  • Unreasonable behaviour – where you cannot be reasonably be expected to live with your spouse, examples of this can include domestic abuse, lack of sexual interaction, and countless others
  • Separation for at least 2 years – your spouse must agree to the divorce
  • Separation for at least 5 years – can be applied for without your spouse’s agreement

Why are the divorce rules changing?

No fault divorce was initially supposed to be introduced back in autumn 2021, but was pushed back to April 2022. The reason no fault divorce is being introduced by the government is to replace the current outdated divorce rules. Many professionals continue to criticise the current rules, particularly as many couples wish to divorce amicably - something the current divorce rules do not easily allow for.

What are the no fault divorce rules?

The new Divorce, Dissolution and Separation Bill changes many aspects of the current divorce rules, including:

  • Keeping the sole ground for divorce as an irretrievable breakdown of the marriage
  • Removing the five facts supporting the ground for divorce
  • Removing fault or blame
  • Removing the ability to contest a divorce, dissolution or separation  
  • Petitions can be jointly submitted – allowing for an amicable divorce
  • Changing the divorce language. For example:
    • ‘Conditional Order’ will replace ‘Decree Nisi’
    • ‘Final Order’ will replace ‘Decree Absolute’
  • Introduce a minimum of 20 week period between the divorce application and the Conditional Order
  • Keep the six week period between the Conditional Order and Final Order

How long does no fault divorce take?

The time it takes to finalise a divorce will always vary, as there are a number of factors to consider. That being said, the introduction of no fault divorce should help to streamline the process.
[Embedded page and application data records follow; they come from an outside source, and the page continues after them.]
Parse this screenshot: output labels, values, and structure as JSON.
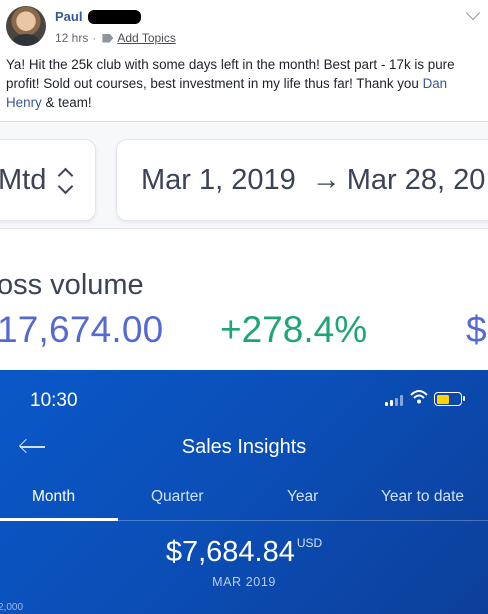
{
  "post": {
    "author": "Paul",
    "time": "12 hrs",
    "separator": "·",
    "add_topics": "Add Topics",
    "text_part1": "Ya! Hit the 25k club with some days left in the month! Best part - 17k is pure profit! Sold out courses, best investment in my life thus far! Thank you ",
    "mention": "Dan Henry",
    "text_part2": " & team!"
  },
  "stripe": {
    "range_preset": "Mtd",
    "start_date": "Mar 1, 2019",
    "arrow": "→",
    "end_date": "Mar 28, 20",
    "metric_label": "oss volume",
    "amount": "17,674.00",
    "change": "+278.4%",
    "next_value": "$"
  },
  "phone": {
    "status_time": "10:30",
    "title": "Sales Insights",
    "tabs": [
      "Month",
      "Quarter",
      "Year",
      "Year to date"
    ],
    "active_tab": "Month",
    "amount": "$7,684.84",
    "currency": "USD",
    "period": "MAR 2019",
    "axis_label": "2,000",
    "battery_level": 0.55,
    "battery_color": "#ffd200"
  },
  "colors": {
    "link": "#385898",
    "stripe_amount": "#5469d4",
    "stripe_change": "#1ea672",
    "paypal_bg": "#0b4fb8"
  }
}
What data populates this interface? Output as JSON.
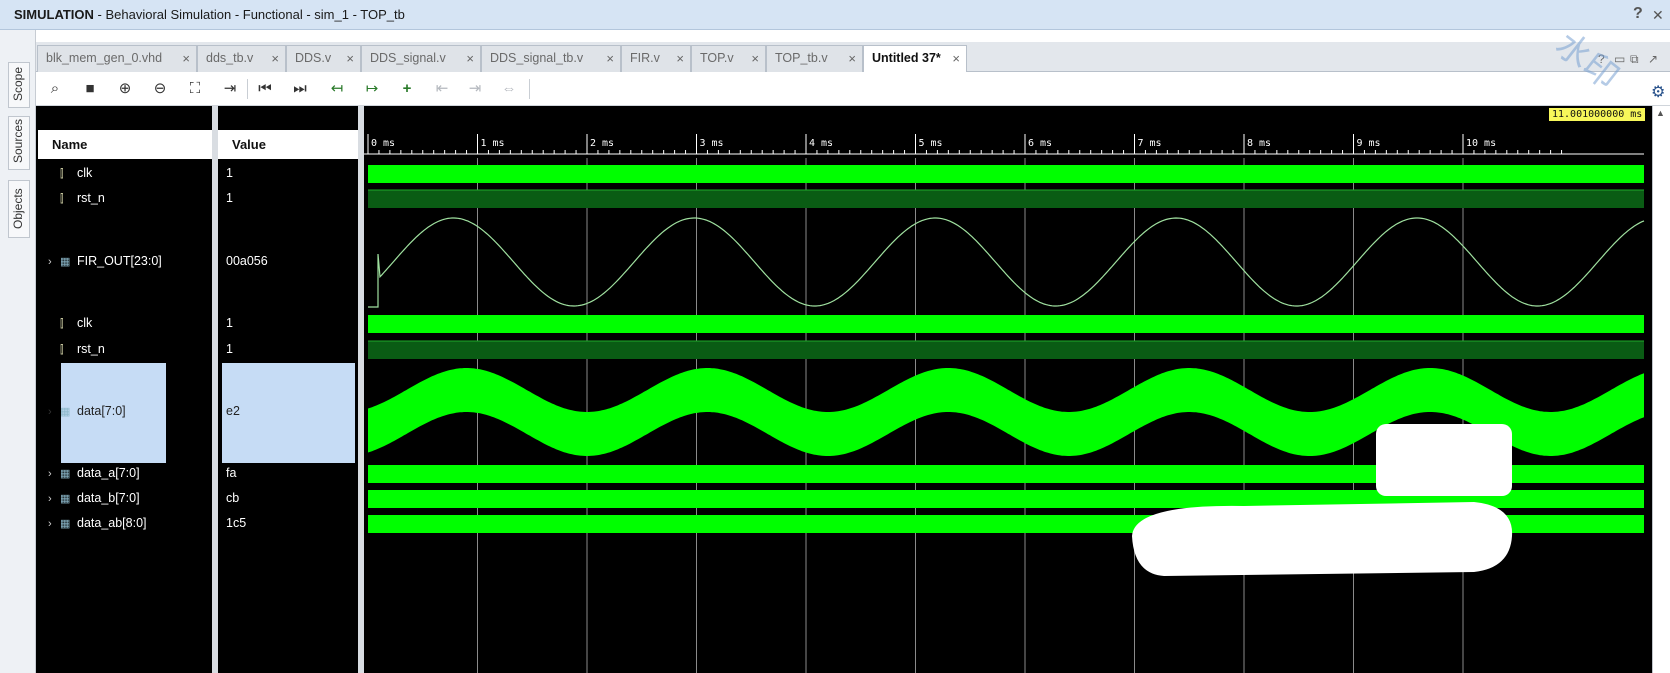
{
  "title": {
    "mode": "SIMULATION",
    "rest": " - Behavioral Simulation - Functional - sim_1 - TOP_tb",
    "help": "?",
    "close": "✕"
  },
  "side_tabs": [
    "Scope",
    "Sources",
    "Objects"
  ],
  "tabs": [
    {
      "label": "blk_mem_gen_0.vhd"
    },
    {
      "label": "dds_tb.v"
    },
    {
      "label": "DDS.v"
    },
    {
      "label": "DDS_signal.v"
    },
    {
      "label": "DDS_signal_tb.v"
    },
    {
      "label": "FIR.v"
    },
    {
      "label": "TOP.v"
    },
    {
      "label": "TOP_tb.v"
    },
    {
      "label": "Untitled 37*",
      "active": true
    }
  ],
  "tab_close": "×",
  "window_controls": [
    "?",
    "▭",
    "⧉",
    "↗"
  ],
  "toolbar": [
    {
      "name": "search-icon",
      "glyph": "⌕"
    },
    {
      "name": "save-icon",
      "glyph": "■"
    },
    {
      "name": "zoom-in-icon",
      "glyph": "⊕"
    },
    {
      "name": "zoom-out-icon",
      "glyph": "⊖"
    },
    {
      "name": "zoom-fit-icon",
      "glyph": "⛶"
    },
    {
      "name": "go-to-cursor-icon",
      "glyph": "⇥"
    },
    {
      "name": "go-to-start-icon",
      "glyph": "⏮"
    },
    {
      "name": "go-to-end-icon",
      "glyph": "⏭"
    },
    {
      "name": "previous-transition-icon",
      "glyph": "↤"
    },
    {
      "name": "next-transition-icon",
      "glyph": "↦"
    },
    {
      "name": "add-marker-icon",
      "glyph": "+"
    },
    {
      "name": "previous-marker-icon",
      "glyph": "⇤",
      "disabled": true
    },
    {
      "name": "next-marker-icon",
      "glyph": "⇥",
      "disabled": true
    },
    {
      "name": "swap-cursors-icon",
      "glyph": "⇔",
      "disabled": true
    }
  ],
  "columns": {
    "name": "Name",
    "value": "Value"
  },
  "cursor_time": "11.001000000 ms",
  "time_ticks": [
    "0 ms",
    "1 ms",
    "2 ms",
    "3 ms",
    "4 ms",
    "5 ms",
    "6 ms",
    "7 ms",
    "8 ms",
    "9 ms",
    "10 ms"
  ],
  "signals": [
    {
      "name": "clk",
      "value": "1",
      "type": "bit",
      "wave": "clock"
    },
    {
      "name": "rst_n",
      "value": "1",
      "type": "bit",
      "wave": "high"
    },
    {
      "name": "FIR_OUT[23:0]",
      "value": "00a056",
      "type": "bus",
      "expand": true,
      "wave": "analog"
    },
    {
      "name": "clk",
      "value": "1",
      "type": "bit",
      "wave": "clock"
    },
    {
      "name": "rst_n",
      "value": "1",
      "type": "bit",
      "wave": "high"
    },
    {
      "name": "data[7:0]",
      "value": "e2",
      "type": "bus",
      "expand": true,
      "selected": true,
      "wave": "band"
    },
    {
      "name": "data_a[7:0]",
      "value": "fa",
      "type": "bus",
      "expand": true,
      "wave": "bus"
    },
    {
      "name": "data_b[7:0]",
      "value": "cb",
      "type": "bus",
      "expand": true,
      "wave": "bus"
    },
    {
      "name": "data_ab[8:0]",
      "value": "1c5",
      "type": "bus",
      "expand": true,
      "wave": "bus"
    }
  ],
  "colors": {
    "wave_green": "#00ff00",
    "dark_green": "#0a5c14",
    "analog_line": "#9fe09f",
    "grid": "#8a8a8a",
    "cursor_bg": "#f7f75a"
  },
  "watermark": "水印"
}
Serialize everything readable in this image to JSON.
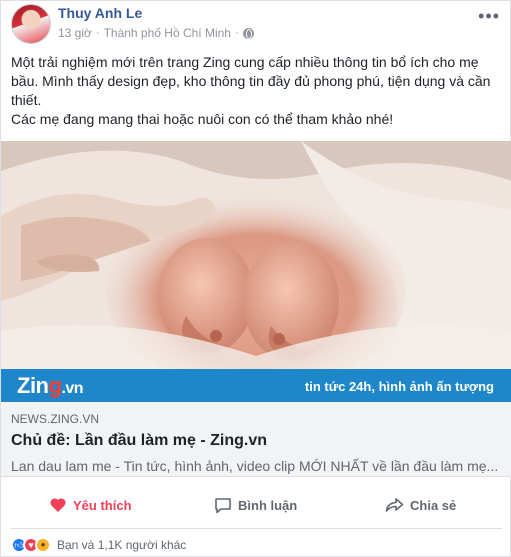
{
  "post": {
    "author": "Thuy Anh Le",
    "time": "13 giờ",
    "location": "Thành phố Hồ Chí Minh",
    "more_icon": "more-icon",
    "text_lines": [
      "Một trải nghiệm mới trên trang Zing cung cấp nhiều thông tin bổ ích cho mẹ",
      "bầu. Mình thấy design đẹp, kho thông tin đầy đủ phong phú, tiện dụng và cần",
      "thiết.",
      "Các mẹ đang mang thai hoặc nuôi con có thể tham khảo nhé!"
    ]
  },
  "banner": {
    "logo_main": "Zin",
    "logo_g": "g",
    "logo_suffix": ".vn",
    "tagline": "tin tức 24h, hình ảnh ấn tượng"
  },
  "link": {
    "domain": "NEWS.ZING.VN",
    "title": "Chủ đề: Lần đầu làm mẹ - Zing.vn",
    "description": "Lan dau lam me - Tin tức, hình ảnh, video clip MỚI NHẤT về lần đầu làm mẹ..."
  },
  "actions": {
    "like": "Yêu thích",
    "comment": "Bình luận",
    "share": "Chia sẻ"
  },
  "reactions": {
    "summary": "Bạn và 1,1K người khác",
    "types": [
      "like-icon",
      "love-icon",
      "wow-icon"
    ]
  },
  "colors": {
    "link_blue": "#365899",
    "zing_blue": "#1e87c9",
    "love_red": "#f33e58",
    "like_blue": "#1877f2",
    "wow_yellow": "#f7b125"
  }
}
Where previously spouses could contest a divorce, they are no longer able to do this, meaning there is potential for a complicated divorce to take significantly less time than it once might have. However, child arrangements and financial settlements are still in the picture, which could still cause considerable conflict between separating partners.

Furthermore, the new introduction of the minimum 20-week period between the divorce application and the Conditional Order, along with the six week period between the Conditional Order and Final Order, could extend the process. Despite this, for straightforward divorces, the average time will take near enough a total of six months for the divorce to be finalised.

Should you wait for no fault divorce?

Whether you choose to wait for no fault divorce depends entirely on your circumstances and whether you believe it would be more suitable to start divorce proceedings under the current rules, particularly if you and your separating spouse have decided on an amicable divorce.

If you believe your separating spouse may retaliate and choose to oppose divorce proceedings, it may be more appropriate to wait until no fault divorce is officially introduced and where they will be unable to challenge the petition.

Speak to our divorce law solicitors in Newport today

For more information about no fault divorce or to speak to one of our divorce lawyers in Newport, South Wales, get in touch today.